Why it matters: Glimmers of hope in New York and San Francisco aren't a license to mingle. For many families, the holiday could pit relative against relative over how seriously to take social distancing on one of the biggest family gathering days of the year.

The big picture: Thousands of Americans died from coronavirus this week, and New York has more cases than every country outside the U.S.

  • The city's first wave of infections appears to be flattening, and the nightmare scenarios have yet to play out in the U.S.
  • But lifting the lockdown "after just 30 days will lead to a dramatic infection spike this summer and death tolls that would rival doing nothing," the N.Y. Times reports, citing government projections.
  • Countries previously considered success stories have been forced to impose new lockdowns, including Singapore, Hong Kong and Japan.

Easter Sunday is a high-attendance day for Christian churches, and many other families plan gatherings around the secular edition.

  • Pews will be empty this year, and Easter egg hunts will be limited to parents and children.
  • Jewish families felt their own pain earlier this week, sparking a wave of virtual Passover Seders.

Between the lines: Group gatherings, including religious events and family celebrations, appear to be a major contributor to community spread, Axios' Marisa Fernandez reports.

  • Local outbreaks stemmed from joyful celebrations among ultra-Orthodox Jews in New York, a quinceañera in central Nebraska and a 70s-themed party for local politicos at Trump National Golf Club, Los Angeles, the Washington Post reports.
  • Funerals in Chicago and Georgia have also been identified as the source of major outbreaks.

One indicator people may be keeping their distance: Customers have been buying less food for their family gatherings.

  • A restaurant owner in Rayne, Louisiana said the volume of crawfish sales have dramatically decreased for annual crawfish boils, The Advocate reports. 

The bottom line: Lockdowns won't lift "until we know this country is going to be healthy," President Trump said today.

  • "We don’t want to go back and start doing it over again, even though it would be in a smaller scale.” 

Go deeper

1 hour ago - Health

Biden says it's "not the time to relax" after touring vaccination site

President Biden speaking after visiting a FEMA Covid-19 vaccination facility in Houston on Feb. 26. Photo: Mandel Ngan/AFP via Getty Images

President Biden said Friday that "it's not the time to relax" coronavirus mitigation efforts and warned that the number of cases and hospitalizations could rise again as new variants of the virus emerge.

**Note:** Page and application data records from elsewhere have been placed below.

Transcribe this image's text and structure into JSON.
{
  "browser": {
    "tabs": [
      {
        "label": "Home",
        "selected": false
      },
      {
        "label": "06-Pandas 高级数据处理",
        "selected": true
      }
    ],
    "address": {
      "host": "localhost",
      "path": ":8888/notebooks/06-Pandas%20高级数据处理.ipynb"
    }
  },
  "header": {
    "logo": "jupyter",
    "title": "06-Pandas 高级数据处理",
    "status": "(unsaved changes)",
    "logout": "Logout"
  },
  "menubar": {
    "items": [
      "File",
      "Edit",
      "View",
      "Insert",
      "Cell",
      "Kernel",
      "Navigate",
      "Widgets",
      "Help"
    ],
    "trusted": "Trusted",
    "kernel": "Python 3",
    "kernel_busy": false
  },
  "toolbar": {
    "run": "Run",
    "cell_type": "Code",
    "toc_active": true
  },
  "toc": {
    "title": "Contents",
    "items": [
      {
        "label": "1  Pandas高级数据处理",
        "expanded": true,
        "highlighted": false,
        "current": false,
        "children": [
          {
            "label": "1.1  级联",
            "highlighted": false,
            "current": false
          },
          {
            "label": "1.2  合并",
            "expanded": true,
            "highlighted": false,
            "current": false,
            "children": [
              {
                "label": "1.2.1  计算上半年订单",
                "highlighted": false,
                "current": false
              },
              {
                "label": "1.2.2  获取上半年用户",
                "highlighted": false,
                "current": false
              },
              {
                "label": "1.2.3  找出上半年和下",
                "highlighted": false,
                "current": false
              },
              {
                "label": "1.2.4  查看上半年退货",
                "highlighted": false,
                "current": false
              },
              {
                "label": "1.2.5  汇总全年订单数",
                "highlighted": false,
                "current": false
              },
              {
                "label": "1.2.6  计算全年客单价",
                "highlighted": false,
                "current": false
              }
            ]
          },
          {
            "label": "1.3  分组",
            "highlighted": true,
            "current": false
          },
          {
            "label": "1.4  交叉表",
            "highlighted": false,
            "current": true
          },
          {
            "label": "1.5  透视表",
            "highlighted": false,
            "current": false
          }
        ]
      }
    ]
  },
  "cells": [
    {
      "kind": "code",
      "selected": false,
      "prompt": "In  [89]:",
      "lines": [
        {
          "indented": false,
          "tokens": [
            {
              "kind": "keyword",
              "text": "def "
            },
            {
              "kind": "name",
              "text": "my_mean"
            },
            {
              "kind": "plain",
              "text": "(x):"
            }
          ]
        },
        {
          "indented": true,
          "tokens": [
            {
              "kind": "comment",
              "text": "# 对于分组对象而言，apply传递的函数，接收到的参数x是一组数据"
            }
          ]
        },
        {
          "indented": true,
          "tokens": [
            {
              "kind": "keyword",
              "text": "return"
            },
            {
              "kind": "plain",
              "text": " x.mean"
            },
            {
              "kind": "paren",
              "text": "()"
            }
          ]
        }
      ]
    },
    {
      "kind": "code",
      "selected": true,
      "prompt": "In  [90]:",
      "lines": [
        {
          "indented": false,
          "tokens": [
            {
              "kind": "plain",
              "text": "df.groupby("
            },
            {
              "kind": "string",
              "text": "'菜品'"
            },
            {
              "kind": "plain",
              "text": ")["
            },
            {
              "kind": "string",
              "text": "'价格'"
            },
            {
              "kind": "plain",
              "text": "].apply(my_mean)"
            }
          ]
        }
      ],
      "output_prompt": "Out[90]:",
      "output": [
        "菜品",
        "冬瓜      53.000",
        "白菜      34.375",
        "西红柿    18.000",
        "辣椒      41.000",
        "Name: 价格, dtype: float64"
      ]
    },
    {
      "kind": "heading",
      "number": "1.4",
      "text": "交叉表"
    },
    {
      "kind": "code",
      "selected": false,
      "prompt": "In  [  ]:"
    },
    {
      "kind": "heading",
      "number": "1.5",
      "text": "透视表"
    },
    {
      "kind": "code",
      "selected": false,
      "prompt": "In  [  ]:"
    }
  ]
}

Why it matters: Biden, who made the remarks after touring a vaccination site in Houston, echoed CDC director Rochelle Walensky, who said earlier on Friday that while the U.S. has seen a recent drop in cases and hospitalizations, "these declines follow the highest peak we have experienced in the pandemic."

Updated 2 hours ago - Politics & Policy

Coronavirus dashboard

Illustration: Annelise Capossela/Axios

  1. Health: Most COVID-19 survivors can weather risk of reinfection, study says — "Twindemic" averted as flu reports plummet amid coronavirus crisis
  2. Vaccine: FDA advisory panel endorses J&J COVID vaccine for emergency use — About 20% of U.S. adults have received first vaccine dose, White House says — New data reignites the debate over coronavirus vaccine strategy.
  3. Economy: What's really going on with the labor market.
  4. Local: All adult Minnesotans will likely be eligible for COVID-19 vaccine by summer — Another wealthy Florida community receives special access to COVID-19 vaccine.
  5. Sports: Poll weighs impact of athlete vaccination.

The week markets went wild

Illustration: Lazaro Gamio

The markets just closed out a manic week.

Why it matters: Outsized — and in some cases historic — moves were evident across the board.